Every autumn, customers wait anxiously as the retail world stares down the single most profitable day of the year. According to Entrepreneur, one in three Americans plan to make a purchase on Black Friday.
That means new buyers and loyal customers alike will be browsing your mobile site, apps and website for a deal. Your special offers and sales are ready to go, but is your digital presence prepared for the seasonal excitement? Can it efficiently handle the influx of holiday online shoppers?
Test Website Responsiveness
A frustrating website experience can encourage customers to turn to your competitors. Before the autumn sales begin, take time to test your desktop and mobile sites for download speed, branding consistency, ease of use and responsiveness to customers' needs. Are you making customized product suggestions? Are subscription forms easy to complete and submit?
Entrepreneur also recommended checking your website traffic stats and running a test to determine what volume of visitors will cause the site to crash. The last thing you want is to frustrate customers and lose sales during a traffic surge. If your site is struggling to keep up, it might be time to upgrade your web hosting package.
Update Local Listings
If you have a brick and mortar location, review the business details on your website and external listing sites like Google Places, Yelp, mapping apps and review pages. If your physical address, contact telephone number or hours of operation are inaccurate or unlisted, you could be costing yourself potential Black Friday sales. To avoid any confusion, Inc. recommended business owners include a note about extended holiday hours — complete with dates and times — on their websites.
Launch a Last-Minute Campaign
Black Friday is all about stellar deals. Retailers typically spend hours deciding what items to put on sale, devising a code for free shipping and sending a preview email to subscribers. However, Inc. suggested also creating an irresistible last-minute Black Friday deal to tease just before the big day.
Every deal has its own benefits; a discount on a big-ticket item might encourage customers to make additional purchases, while reduced-fee or free subscriptions to a service will encourage future engagement. Whatever you decide, the big deal should take precedence in advertising just before shopping begins, so it can generate social media chatter and anticipation among your customers.

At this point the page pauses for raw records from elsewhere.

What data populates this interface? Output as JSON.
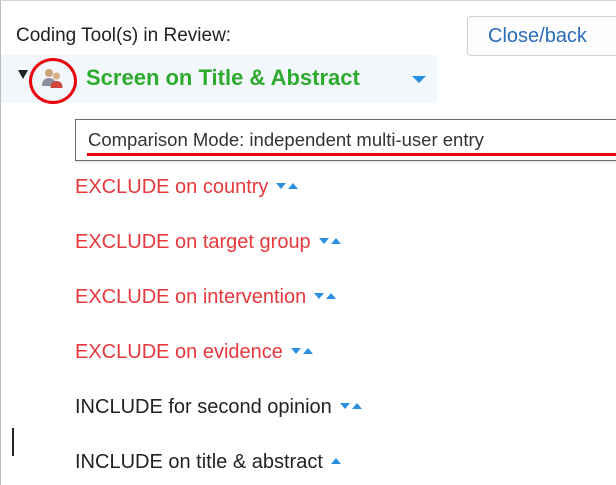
{
  "header": {
    "title": "Coding Tool(s) in Review:",
    "close_label": "Close/back"
  },
  "tool": {
    "name": "Screen on Title & Abstract",
    "icon": "users-icon",
    "highlight_color": "#e8000b"
  },
  "tooltip": {
    "text": "Comparison Mode: independent multi-user entry"
  },
  "codes": [
    {
      "label": "EXCLUDE on country",
      "kind": "exclude",
      "arrows": [
        "down",
        "up"
      ]
    },
    {
      "label": "EXCLUDE on target group",
      "kind": "exclude",
      "arrows": [
        "down",
        "up"
      ]
    },
    {
      "label": "EXCLUDE on intervention",
      "kind": "exclude",
      "arrows": [
        "down",
        "up"
      ]
    },
    {
      "label": "EXCLUDE on evidence",
      "kind": "exclude",
      "arrows": [
        "down",
        "up"
      ]
    },
    {
      "label": "INCLUDE for second opinion",
      "kind": "include",
      "arrows": [
        "down",
        "up"
      ]
    },
    {
      "label": "INCLUDE on title & abstract",
      "kind": "include",
      "arrows": [
        "up"
      ]
    }
  ],
  "colors": {
    "tool_title": "#2eaa2e",
    "exclude": "#e8383d",
    "include": "#222222",
    "accent": "#2a8fe0",
    "link": "#2a6ebb"
  }
}
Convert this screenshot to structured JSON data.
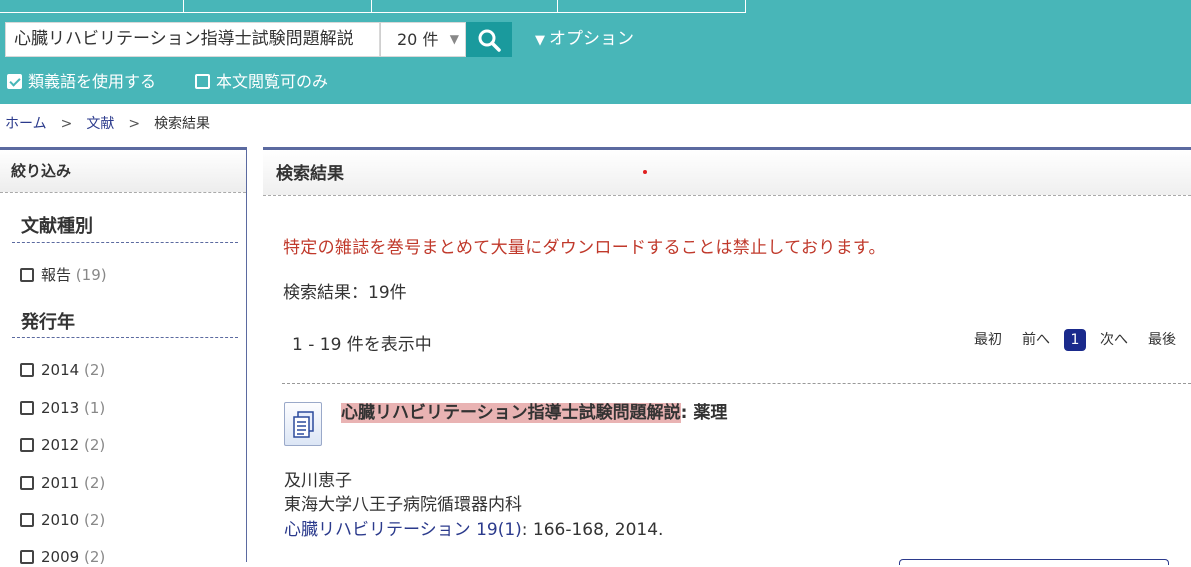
{
  "header": {
    "search_value": "心臓リハビリテーション指導士試験問題解説",
    "count_select": "20 件",
    "options_label": "オプション",
    "synonyms_label": "類義語を使用する",
    "synonyms_checked": true,
    "fulltext_label": "本文閲覧可のみ",
    "fulltext_checked": false,
    "accent_color": "#48b6b8",
    "button_color": "#1a9a9d"
  },
  "breadcrumb": {
    "home": "ホーム",
    "literature": "文献",
    "current": "検索結果",
    "separator": ">"
  },
  "sidebar": {
    "title": "絞り込み",
    "doc_type_heading": "文献種別",
    "doc_types": [
      {
        "label": "報告",
        "count": "(19)"
      }
    ],
    "year_heading": "発行年",
    "years": [
      {
        "label": "2014",
        "count": "(2)"
      },
      {
        "label": "2013",
        "count": "(1)"
      },
      {
        "label": "2012",
        "count": "(2)"
      },
      {
        "label": "2011",
        "count": "(2)"
      },
      {
        "label": "2010",
        "count": "(2)"
      },
      {
        "label": "2009",
        "count": "(2)"
      }
    ]
  },
  "main": {
    "title": "検索結果",
    "warning": "特定の雑誌を巻号まとめて大量にダウンロードすることは禁止しております。",
    "result_count": "検索結果：19件",
    "showing": "1 - 19 件を表示中",
    "pager": {
      "first": "最初",
      "prev": "前へ",
      "current": "1",
      "next": "次へ",
      "last": "最後"
    },
    "results": [
      {
        "title_highlight": "心臓リハビリテーション指導士試験問題解説",
        "title_rest": ": 薬理",
        "author": "及川恵子",
        "affiliation": "東海大学八王子病院循環器内科",
        "journal_link": "心臓リハビリテーション 19(1)",
        "journal_rest": ": 166-168, 2014."
      }
    ]
  }
}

Your digital presence might need some polishing before the biggest shopping day of the year. If you're swamped with inventory preparation and sales strategy for Black Friday, consider looking at options for outsourcing your online marketing efforts.